Thursday, June 30, 2011

How much weight should be given to diplomatic cables

In an eye-opening article, Andrew MacGregor Marshall says all that can’t be said about the Thai monarchy. However, most, if not all of the article and its companion series are based on the Wikileaks cables. As much as I enjoyed the summary of the thoughts of U.S. based diplomats on Thailand, the question I have is how much weight should I place on them? After all, they are just thoughts (or are they more than that)? U.S. foreign policy may be based on opinions on the ground but sometimes these can be wrong.

The following also caught my eye:

Thailand's crisis also involves a class conflict in the rigidly hierarchical society, with the rural and urban poor broadly backing Thaksin against an establishment unwilling to allow the "uneducated masses" to decide who runs the country.

Hmmm... who else might have thought the same way? From a previous post:

His father, John Adams, and most of the other Founders had feared that republicanism would degenerate into democracy: that government of the people would become government by the people. Nothing in history disposed them to look hopefully on such a development, for never in history had ordinary people run their own affairs without very quickly running them into the ground. The elder Adams linked arms after the Revolution with those who sought to curb the popular excesses of the revolutionary era; at Philadelphia in 1787 they wrote a constitution that took power from the states and conferred it on the central government, and in doing so diminished the influence of the people in politics generally. As vice president and then president, John Adams continued to work to keep power out of the hands of the unlettered and incompetent, and in the hands of those best suited by education and experience to exercise it responsibly.
-Preface to Andrew Jackson, His Life and Times, by H.W. Brands -
(Emphasis mine)

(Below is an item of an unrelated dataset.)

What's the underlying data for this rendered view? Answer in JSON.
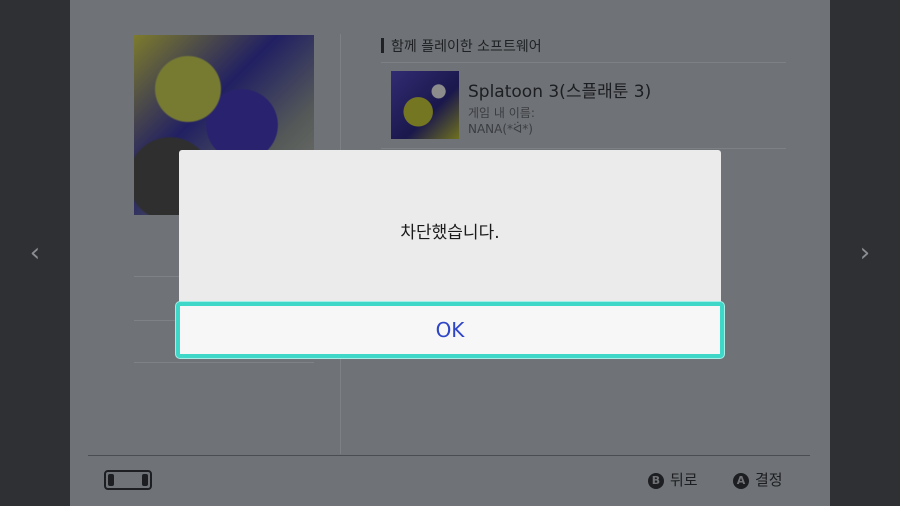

Have colleges failed?

In his review of Academically Adrift, Louis Menand writes:

If students are studying less it may be because the demands on them are fewer. Half the students in the study said that they had not taken a single course in the previous semester requiring more than twenty pages of writing.

In an age of tweets and blog posts, having to write, much less read a paper that is more than 20 pages sounds quaint if not downright antiquated. In many ways, the academics who study the students who go to college are just as out of touch as the colleges they study. Implicit in the argument is that a 50-page paper is not just more demanding and challenging but is better for the students. But why stop at 20? Why not 500? The student who is challenged to make a point and can do so in 20 words or less succeeds more than one who needs 200 words. Those who need to use 200 words or more are training to be politicians (or academics).

Wednesday, June 29, 2011

Keynesian economics from an 8-year old's perspective

There is some utility work of some kind going on in our neighborhood. Every few days the road would be closed and we’d have to take a detour. It’s not clear from driving by what they’re doing or who the “they” are. “They” have been at it for about a month.

“What are they doing anyway?” K2 asked?
I jokingly replied, “It looks like they’re just digging holes and then filling them back up again”. (Actually metal plates over the holes.)

“Well, that doesn’t seem very useful”, K2 responded.

Monday, June 27, 2011

Does faith=trust?

Faith in:
1. Markets
2. Government intervention
3. The justice system
4. The constitution, the founding fathers

Now replace the above with trust.

Tuesday, June 14, 2011

Why DC sucks or doesn't

Reading this actually made me feel better. I agree with everything everyone posted. Misery loves company.

Thursday, June 2, 2011

What the Thiel Fellowship will prove

Exactly nothing. According to New York Magazine:

The program, also known as the Thiel Fellowship, will award twenty students 19 years old and younger $100,000 each and the mentor­ship of some of the most prominent entrepreneurs in Silicon Valley. The catch? The winners have to stay out of college for two years.

And the winners are as expected, those who least need to go to college. They are already the overachievers.

The magazine article states:

In higher education, he [Theil] believes he has identified a third bubble, with all the hallmarks of a classic speculative frenzy—­hyperinflated prices, investments by ignorant consumers funded largely by debt, and widespread faith in increasing returns.

All these points are well-taken, but if the purpose of the Theil fellowship is to demonstrate that the average American doesn’t need to go to college then the fellowship proves nothing. Consider an alternative fellowship:

Randomly select 100 18-to-19 year olds and hand them $100,000 each. Do the same mentoring for 2 years. The only catch - they have to stay out of college forever.

Wednesday, June 1, 2011

Does the market reward cost-cutting Pepco edition

From Yahoo Finance:
D = Dominion Power (blue)
POM = Pepco (red)
CEG = Baltimore Gas (Constellation Energy) (green)

Not as clear cut as I had hoped. In this post, the implications were the Dominion Power was the best peforming in terms of service reliability, followed by BGE and Pepco. It was also implied that Pepco’s poor service was a result of a lack of investment and cutbacks in infrastructure and maintenance and equipment replacement.